Suddenly, all the horses are talking—to Pia! Now she can understand Drummer, and does he have a lot to say! Who knew this sweet-looking horse would have such an attitude. When news of Pia’s pony-whispering power spreads, her popularity grows and she finally feels like she belongs…that’s when everything starts to go wrong.
Horse lovers of all ages will find The Pony Whisperer enchanting. The tale of young Pia and her clever pony, Drummer, develops with pretty ordinary challenge initially: it is easy to relate to Pia’s efforts to make friends in a new place, struggle with the changing relationships with her newly divorced parents, and meet that first potential boyfriend.
Drummer has challenges too. He wants to put a good hoof forward and impress that lovely Bambi mare stabled next to him… and suddenly, Pia gains the skill to understand Drummer, and hear his (often insightful) comments. Implausible though it sounds, from his first complaints, I couldn’t wait to hear what Drummer would say next – as well as all the other ponies in the yard.
Pia is a thoroughly admirable main character. She is full of concern for others; she often places a pony’s good over looking foolish herself. Any teen would understand the challenges Pia faces among those her own age, and admire how she struggles to cope. She’s a genuinely nice person, and you can’t help liking her. It seems like her magical ability will really help smooth the way for her at the new stable, but like so many good things, there is a dark side too. The attention her skill brings her can be vastly more negative than she ever expects. Can she keep using her skill for good, or is it only ever going to drive her further from the people that matter most?

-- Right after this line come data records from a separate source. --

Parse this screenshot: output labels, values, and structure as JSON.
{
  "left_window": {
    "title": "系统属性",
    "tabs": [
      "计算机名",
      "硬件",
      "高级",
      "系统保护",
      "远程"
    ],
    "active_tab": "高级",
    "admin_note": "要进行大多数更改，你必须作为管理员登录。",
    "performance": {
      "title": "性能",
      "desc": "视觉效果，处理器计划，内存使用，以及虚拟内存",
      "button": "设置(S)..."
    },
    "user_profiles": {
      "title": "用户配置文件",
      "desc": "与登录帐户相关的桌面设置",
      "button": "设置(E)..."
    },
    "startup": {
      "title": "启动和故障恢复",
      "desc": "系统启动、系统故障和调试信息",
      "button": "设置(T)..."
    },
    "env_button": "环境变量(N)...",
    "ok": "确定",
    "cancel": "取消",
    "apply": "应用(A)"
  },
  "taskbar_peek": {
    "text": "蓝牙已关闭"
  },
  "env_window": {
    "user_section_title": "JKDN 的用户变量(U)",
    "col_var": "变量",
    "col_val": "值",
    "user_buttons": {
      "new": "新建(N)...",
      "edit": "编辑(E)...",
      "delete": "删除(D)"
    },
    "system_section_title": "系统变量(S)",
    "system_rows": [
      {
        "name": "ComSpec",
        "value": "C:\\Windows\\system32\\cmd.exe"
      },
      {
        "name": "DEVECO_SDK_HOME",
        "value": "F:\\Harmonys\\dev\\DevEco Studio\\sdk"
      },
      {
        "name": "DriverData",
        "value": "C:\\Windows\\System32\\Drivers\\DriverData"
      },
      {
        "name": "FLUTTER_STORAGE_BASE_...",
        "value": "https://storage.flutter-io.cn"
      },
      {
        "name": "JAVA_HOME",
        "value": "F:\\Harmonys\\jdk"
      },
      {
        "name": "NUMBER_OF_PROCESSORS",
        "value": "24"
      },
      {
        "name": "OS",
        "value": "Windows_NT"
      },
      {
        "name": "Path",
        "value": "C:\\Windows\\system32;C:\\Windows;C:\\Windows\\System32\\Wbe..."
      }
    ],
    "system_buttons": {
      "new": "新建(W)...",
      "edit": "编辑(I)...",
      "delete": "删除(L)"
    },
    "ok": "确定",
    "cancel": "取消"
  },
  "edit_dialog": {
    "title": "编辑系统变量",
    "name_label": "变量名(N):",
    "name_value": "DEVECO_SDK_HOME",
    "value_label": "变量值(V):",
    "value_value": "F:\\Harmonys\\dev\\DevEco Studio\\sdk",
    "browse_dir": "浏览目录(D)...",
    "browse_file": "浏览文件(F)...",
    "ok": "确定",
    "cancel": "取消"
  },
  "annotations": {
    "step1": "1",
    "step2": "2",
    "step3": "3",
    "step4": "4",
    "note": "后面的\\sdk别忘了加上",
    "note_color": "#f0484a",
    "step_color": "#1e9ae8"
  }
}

The stable, fields, riding, and the assorted ponies with their various issues are wonderfully and realistically presented. Real riding problems, issues with tack, even equine illness all play a role. The story will delight any young rider, or would-be rider. Who doesn’t imagine they understand just what their horse wants — or wishes they could? I cannot wait for Ms. Rising’s next book: The Pony Whisperer Team Challenge. This is easily the best YA book I have read this year, and likely the best overall.